Did the government not learn anything from the long gun registration fiasco? Quit trying to turn law-abiding citizens into criminals.
Financially, while the bean-counters in Ottawa might see this new plan as a score for them, it's a devastating hit to those with medical marijuana prescriptions.
The proposed costs are out of this world, dude.
While trying to get straight answers from the government when enquiring about the costs of pot is almost as hard as trying to get a straight answer from someone smoking pot, here's what I understand.
Health Canada will get $5 per gram. Then there is the producer's fee. Even at half of that, the price is now $7.50. Add a dollar per gram for shipping and it's now $8.50 per gram.
Not outrageous, you say?
That, of course, depends on the prescription, which, according to reports, can be as large as 10 grams per day. (The absurdity of a 10-gram-per-day marijuana prescription is a column in itself.)
So now we are talking about an $85-per-day prescription.
For what? A weed that can be – and until now, has been – growing in grandma's garden.
Morally, this is an atrocity. Preying on the weak and ill is something done in the wild, by savage beasts. I thought we, the people, were more civilized than that.
The judicial crap-storm the government is getting itself into with this plan borders on hilarity.
Does the government actually believe by eliminating the home growing, it will eliminate, or even shrink, the crime factor associated with marijuana?
Au contraire, mon ami.
The crime factor will increase, for a number of reasons.
First of all, if people can get it for cheaper on the black market, they will. Whether it is currently cheaper than $8.50 per gram on the street, I can't tell you. But I can assure you that the price of black market marijuana will drop to below whatever price the government sets.
That's just economics 101. Even criminals understand that.
And people will go for the cheap stuff.
That's economics 102.
It's human nature to buy low. If it weren't, discount department stores would not be so popular.
But the biggest crime factor is one the government is setting up itself, by bringing Canada Post into the fray. Cash cow for the national mail company? Not without its headaches.
Remember, Canada Post has just recently announced that door-to-door service in the Great White North will cease, effective as soon as there are sufficient "super boxes" installed to be an inconvenience to everyone in the country.
Theft from super boxes is becoming more prevalent every month. Now, imagine what will happen on "delivery day".
Cops will be investigating super box smash and grabs so regularly, it will make distracted driving seem like a non-issue.

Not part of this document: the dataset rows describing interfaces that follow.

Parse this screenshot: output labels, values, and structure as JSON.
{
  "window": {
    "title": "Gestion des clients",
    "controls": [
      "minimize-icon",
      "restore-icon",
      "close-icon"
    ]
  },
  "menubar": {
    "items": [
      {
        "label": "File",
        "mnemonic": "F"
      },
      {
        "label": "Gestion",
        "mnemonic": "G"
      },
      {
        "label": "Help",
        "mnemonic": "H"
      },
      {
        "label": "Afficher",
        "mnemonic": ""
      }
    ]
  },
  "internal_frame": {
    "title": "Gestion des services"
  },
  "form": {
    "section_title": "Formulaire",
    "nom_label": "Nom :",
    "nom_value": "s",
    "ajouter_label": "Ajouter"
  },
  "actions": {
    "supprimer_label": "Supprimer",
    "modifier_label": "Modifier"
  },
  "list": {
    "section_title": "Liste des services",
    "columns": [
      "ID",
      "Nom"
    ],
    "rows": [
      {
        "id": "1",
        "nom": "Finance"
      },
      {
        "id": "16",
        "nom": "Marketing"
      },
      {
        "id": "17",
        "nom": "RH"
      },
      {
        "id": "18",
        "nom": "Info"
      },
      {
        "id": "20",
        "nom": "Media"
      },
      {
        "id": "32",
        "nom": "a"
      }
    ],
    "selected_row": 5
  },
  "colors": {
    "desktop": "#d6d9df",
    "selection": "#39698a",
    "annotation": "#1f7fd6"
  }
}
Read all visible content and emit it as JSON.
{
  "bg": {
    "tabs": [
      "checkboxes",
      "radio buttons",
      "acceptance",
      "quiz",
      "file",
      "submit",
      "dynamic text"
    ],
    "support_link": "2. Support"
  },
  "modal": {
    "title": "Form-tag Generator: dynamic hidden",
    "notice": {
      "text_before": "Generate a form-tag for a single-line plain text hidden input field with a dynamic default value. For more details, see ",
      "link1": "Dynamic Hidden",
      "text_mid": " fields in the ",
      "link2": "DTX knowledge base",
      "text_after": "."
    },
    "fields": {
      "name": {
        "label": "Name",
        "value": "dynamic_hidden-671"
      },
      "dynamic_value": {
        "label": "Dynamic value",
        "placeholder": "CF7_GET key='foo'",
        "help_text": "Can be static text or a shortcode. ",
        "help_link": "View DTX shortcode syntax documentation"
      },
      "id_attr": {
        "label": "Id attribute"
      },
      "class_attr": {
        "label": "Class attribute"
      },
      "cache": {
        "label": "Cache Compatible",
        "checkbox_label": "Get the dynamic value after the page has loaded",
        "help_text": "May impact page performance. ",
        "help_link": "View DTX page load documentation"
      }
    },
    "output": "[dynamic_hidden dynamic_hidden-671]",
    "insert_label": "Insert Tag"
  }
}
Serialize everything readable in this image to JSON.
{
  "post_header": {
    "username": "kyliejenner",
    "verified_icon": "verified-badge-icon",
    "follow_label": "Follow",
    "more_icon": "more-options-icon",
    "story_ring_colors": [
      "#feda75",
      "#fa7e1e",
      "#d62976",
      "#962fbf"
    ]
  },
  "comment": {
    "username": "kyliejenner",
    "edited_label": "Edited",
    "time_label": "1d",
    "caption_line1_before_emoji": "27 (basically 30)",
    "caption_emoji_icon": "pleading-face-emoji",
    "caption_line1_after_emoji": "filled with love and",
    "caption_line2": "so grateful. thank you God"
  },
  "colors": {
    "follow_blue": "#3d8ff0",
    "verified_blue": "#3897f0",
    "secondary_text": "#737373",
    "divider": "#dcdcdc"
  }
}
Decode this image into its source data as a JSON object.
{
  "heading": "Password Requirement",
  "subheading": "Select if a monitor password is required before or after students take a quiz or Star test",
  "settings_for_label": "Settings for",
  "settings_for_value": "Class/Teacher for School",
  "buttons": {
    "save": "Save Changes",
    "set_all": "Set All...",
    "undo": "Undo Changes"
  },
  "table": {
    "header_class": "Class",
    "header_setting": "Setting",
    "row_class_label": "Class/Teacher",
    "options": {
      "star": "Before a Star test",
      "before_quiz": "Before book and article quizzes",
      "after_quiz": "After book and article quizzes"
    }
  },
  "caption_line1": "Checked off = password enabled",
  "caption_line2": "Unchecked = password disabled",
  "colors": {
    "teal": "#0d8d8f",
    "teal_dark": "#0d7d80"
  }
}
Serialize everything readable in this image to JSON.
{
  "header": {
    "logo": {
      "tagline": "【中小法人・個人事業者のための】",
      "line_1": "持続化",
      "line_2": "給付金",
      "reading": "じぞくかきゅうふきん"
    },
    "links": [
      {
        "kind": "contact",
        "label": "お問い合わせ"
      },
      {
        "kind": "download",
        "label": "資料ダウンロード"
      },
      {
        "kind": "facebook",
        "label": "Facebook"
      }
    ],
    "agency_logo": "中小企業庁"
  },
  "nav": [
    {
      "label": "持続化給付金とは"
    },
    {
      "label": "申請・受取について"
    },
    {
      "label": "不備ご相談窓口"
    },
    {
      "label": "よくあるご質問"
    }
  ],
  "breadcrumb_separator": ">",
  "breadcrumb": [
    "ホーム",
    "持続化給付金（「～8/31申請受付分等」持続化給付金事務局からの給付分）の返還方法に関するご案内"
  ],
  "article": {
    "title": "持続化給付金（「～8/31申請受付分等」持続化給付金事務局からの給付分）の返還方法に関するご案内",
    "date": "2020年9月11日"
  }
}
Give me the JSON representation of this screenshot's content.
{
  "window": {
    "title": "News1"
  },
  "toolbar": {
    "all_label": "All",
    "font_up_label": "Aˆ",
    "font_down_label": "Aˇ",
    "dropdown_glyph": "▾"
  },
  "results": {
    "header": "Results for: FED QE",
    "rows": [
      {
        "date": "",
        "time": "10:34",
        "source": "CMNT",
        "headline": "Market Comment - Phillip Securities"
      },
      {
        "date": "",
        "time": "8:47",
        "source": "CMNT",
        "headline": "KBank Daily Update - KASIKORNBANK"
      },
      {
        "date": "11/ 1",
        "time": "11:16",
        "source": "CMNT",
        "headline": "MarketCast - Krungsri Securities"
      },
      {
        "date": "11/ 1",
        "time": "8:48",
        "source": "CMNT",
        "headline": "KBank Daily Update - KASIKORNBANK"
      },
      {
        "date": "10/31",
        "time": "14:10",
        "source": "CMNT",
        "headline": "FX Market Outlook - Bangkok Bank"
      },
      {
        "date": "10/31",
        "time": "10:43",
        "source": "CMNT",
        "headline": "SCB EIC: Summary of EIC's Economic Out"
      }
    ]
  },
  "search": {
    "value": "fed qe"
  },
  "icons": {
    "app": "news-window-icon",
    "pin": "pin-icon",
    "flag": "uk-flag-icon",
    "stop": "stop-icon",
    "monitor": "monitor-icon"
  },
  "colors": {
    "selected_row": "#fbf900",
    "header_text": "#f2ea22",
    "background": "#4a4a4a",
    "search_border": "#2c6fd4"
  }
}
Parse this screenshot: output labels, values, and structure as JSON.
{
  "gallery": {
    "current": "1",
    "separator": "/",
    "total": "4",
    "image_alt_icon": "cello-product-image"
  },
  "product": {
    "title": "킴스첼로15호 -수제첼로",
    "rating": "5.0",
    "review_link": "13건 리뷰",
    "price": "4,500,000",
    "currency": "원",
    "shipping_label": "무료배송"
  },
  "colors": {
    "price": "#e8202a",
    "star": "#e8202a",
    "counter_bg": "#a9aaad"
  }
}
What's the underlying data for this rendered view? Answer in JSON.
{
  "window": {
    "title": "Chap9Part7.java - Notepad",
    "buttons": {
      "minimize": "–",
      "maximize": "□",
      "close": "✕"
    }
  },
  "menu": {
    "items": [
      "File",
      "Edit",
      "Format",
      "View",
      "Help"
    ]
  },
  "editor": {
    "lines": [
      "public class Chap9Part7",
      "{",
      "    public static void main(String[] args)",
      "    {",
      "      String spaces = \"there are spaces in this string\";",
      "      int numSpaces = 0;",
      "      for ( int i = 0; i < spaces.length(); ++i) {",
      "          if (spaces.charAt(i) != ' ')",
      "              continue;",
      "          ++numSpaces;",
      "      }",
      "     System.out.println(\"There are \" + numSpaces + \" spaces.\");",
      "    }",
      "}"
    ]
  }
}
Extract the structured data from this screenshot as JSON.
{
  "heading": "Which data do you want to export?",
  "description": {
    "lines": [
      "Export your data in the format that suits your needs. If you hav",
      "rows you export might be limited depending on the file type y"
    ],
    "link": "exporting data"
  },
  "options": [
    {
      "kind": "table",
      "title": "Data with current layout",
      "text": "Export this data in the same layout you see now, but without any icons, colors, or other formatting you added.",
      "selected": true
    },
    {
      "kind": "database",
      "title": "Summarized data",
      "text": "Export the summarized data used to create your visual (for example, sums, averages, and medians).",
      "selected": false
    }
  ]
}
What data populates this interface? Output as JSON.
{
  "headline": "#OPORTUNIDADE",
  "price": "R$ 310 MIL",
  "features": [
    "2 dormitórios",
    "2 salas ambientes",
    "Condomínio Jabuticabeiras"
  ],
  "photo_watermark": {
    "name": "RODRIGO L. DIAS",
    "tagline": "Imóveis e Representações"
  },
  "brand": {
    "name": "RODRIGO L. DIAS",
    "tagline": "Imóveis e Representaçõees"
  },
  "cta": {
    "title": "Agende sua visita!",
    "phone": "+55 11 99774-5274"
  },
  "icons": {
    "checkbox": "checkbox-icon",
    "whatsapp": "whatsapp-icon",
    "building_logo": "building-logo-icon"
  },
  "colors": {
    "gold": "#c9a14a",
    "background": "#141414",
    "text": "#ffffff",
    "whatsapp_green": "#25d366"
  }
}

So, who exactly, drew up this new scheme of the government’s? And more to the point, what were they smoking at the time?
Butt out, Feds. Your time will come to make billions off marijuana. Now is not that time.